NEW YORK (Reuters Health) – Patients treated at COVID-19-dedicated hospitals in Minnesota were less likely to die than those cared for at other hospitals, a new study shows.
An analysis of data from more than 5,500 patients in the M Health Fairview Hospital System found that mortality rates among COVID-19 patients at dedicated hospitals were 25% lower, researchers report in JAMA Network Open.
“Dedicated COVID-19 hospitals in Minnesota are associated with improved in-hospital mortality, reduced complications and rapid implementation of new care processes, while caring for the sickest patients,” said Dr. Elizabeth Lusczek and Dr. Zachery Bergman of the University of Minnesota, in Minneapolis, who worked on the study.
The improvements were mostly due to greater experience, they told Reuters Health in a joint email.
“We know that high-volume specialty healthcare centers that treat many patients with the same conditions, like cancer centers and trauma centers, have improved outcomes,” the two authors said. “This is likely due to the high level of specialized expertise of the healthcare workers at these centers. We believe that our COVID cohort hospitals benefited from the same phenomenon.”
“This model of care has likely run its course for COVID-19, but our hope is that our work can serve as a framework for possible future pandemics so we don’t have to start from scratch again during a stressful and uncertain time,” they added.

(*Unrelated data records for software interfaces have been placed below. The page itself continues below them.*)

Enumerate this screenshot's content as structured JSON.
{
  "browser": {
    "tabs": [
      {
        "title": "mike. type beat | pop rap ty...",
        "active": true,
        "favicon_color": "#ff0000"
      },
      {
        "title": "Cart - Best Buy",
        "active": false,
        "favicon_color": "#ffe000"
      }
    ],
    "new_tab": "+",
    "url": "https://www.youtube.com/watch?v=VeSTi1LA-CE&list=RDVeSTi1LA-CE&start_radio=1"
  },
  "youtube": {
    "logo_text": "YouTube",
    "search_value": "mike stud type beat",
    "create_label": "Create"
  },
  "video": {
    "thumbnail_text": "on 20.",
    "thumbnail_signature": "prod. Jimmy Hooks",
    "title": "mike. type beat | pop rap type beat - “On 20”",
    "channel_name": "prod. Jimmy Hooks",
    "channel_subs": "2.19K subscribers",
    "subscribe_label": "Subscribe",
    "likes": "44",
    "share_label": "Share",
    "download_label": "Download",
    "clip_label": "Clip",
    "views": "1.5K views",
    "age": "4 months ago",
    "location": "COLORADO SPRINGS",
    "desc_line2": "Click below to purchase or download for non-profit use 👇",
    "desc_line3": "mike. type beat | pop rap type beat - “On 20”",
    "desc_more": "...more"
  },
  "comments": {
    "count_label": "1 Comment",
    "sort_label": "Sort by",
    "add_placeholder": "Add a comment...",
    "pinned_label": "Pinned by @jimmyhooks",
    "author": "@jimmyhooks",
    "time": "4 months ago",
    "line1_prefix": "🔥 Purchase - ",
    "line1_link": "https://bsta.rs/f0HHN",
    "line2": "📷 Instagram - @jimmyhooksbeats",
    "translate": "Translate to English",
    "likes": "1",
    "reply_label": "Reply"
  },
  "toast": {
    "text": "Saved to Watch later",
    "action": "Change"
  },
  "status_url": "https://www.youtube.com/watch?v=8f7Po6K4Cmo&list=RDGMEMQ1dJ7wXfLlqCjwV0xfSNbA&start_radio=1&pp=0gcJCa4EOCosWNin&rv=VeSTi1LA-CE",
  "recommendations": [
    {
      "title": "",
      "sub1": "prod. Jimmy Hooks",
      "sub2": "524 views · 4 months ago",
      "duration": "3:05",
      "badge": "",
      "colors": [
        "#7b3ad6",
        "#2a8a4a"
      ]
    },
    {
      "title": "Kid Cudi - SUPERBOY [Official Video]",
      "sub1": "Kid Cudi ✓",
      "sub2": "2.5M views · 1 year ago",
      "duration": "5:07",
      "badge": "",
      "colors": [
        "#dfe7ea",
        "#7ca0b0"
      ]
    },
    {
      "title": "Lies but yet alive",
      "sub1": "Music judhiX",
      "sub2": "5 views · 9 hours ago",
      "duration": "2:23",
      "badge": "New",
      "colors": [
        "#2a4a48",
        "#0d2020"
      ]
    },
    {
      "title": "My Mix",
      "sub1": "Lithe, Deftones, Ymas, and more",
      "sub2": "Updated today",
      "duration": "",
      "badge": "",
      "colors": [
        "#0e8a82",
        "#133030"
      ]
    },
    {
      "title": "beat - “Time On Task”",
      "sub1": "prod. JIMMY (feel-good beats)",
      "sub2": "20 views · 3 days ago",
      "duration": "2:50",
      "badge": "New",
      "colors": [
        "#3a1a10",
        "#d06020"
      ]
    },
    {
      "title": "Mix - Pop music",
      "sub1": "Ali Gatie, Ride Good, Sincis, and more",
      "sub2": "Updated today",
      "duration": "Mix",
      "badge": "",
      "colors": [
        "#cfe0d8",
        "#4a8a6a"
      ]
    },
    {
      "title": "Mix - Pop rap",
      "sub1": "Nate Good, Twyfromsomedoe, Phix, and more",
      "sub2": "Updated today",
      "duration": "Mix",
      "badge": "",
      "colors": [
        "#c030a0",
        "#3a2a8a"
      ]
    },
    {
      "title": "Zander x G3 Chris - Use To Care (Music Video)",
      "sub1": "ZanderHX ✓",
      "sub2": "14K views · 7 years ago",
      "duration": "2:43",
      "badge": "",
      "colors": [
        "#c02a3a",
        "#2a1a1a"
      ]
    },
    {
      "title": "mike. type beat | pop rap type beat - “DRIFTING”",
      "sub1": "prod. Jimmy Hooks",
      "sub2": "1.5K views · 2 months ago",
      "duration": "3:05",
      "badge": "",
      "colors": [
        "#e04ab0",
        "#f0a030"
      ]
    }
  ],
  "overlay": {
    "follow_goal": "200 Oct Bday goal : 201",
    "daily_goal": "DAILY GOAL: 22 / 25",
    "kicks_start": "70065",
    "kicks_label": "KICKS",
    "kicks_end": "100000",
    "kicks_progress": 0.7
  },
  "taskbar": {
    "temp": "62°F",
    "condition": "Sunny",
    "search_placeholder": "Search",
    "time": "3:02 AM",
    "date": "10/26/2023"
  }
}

To determine whether COVID-19-specialized hospitals had better outcomes than those that were not specialized in treating the disease, the two researchers and their colleagues performed a cohort study on data collected from patients within the M Health Fairview Hospital System of 11 hospitals from March 1, 2020 through June 30, 2021.
They included consecutive patients 18 and older with SARS-CoV-2 who were admitted to the hospitals. Patients were excluded if they had opted out of research in their electronic records. A total of 5,504 patients (2,854 women and 2,650 men) whose median age was 63 years were included in the analysis; 2,077 were treated at one of two COVID-19 dedicated hospitals and 3,427 at other hospitals.
While the raw mortality rate was higher in the dedicated hospitals, risk-adjusted in-hospital mortality was significantly lower for patients in the dedicated hospitals in both the unmatched group (odds ratio, 0.75) and the propensity-score-matched group (OR, 0.78).
The overall rate of complications in the propensity-score-matched group was also significantly lower (OR, 0.81), and the use of COVID-19-specific therapeutics including deep-vein-thrombosis prophylaxis, high-dose corticosteroids, remdesivir and tocilizumab, was significantly higher.
The study is “interesting,” said Dr. Thomas Russo, professor and chief of the division of infectious diseases at the Jacobs School of Medicine and Biomedical Sciences at the University of Buffalo, New York. And the findings make sense since there is always a learning curve with a new disease, he added.
Another advantage to having the dedicated hospitals is that the other hospitals in the system could continue to treat non-COVID-19 patients, Dr. Russo told Reuters Health by phone.
“In a pandemic you suddenly have an overwhelming number of patients,” he said. “These hospitals could act as a buffer to prevent the healthcare system from being overwhelmed.”
It’s also worth mentioning that for critically ill patients it’s not just the use of targeted therapies that counts, Dr. Russo said. “There are other non-pharmaceutical interventions, such as nursing staff.”
SOURCE: https://bit.ly/3pGlTHl JAMA Network Open, online March 3, 2022.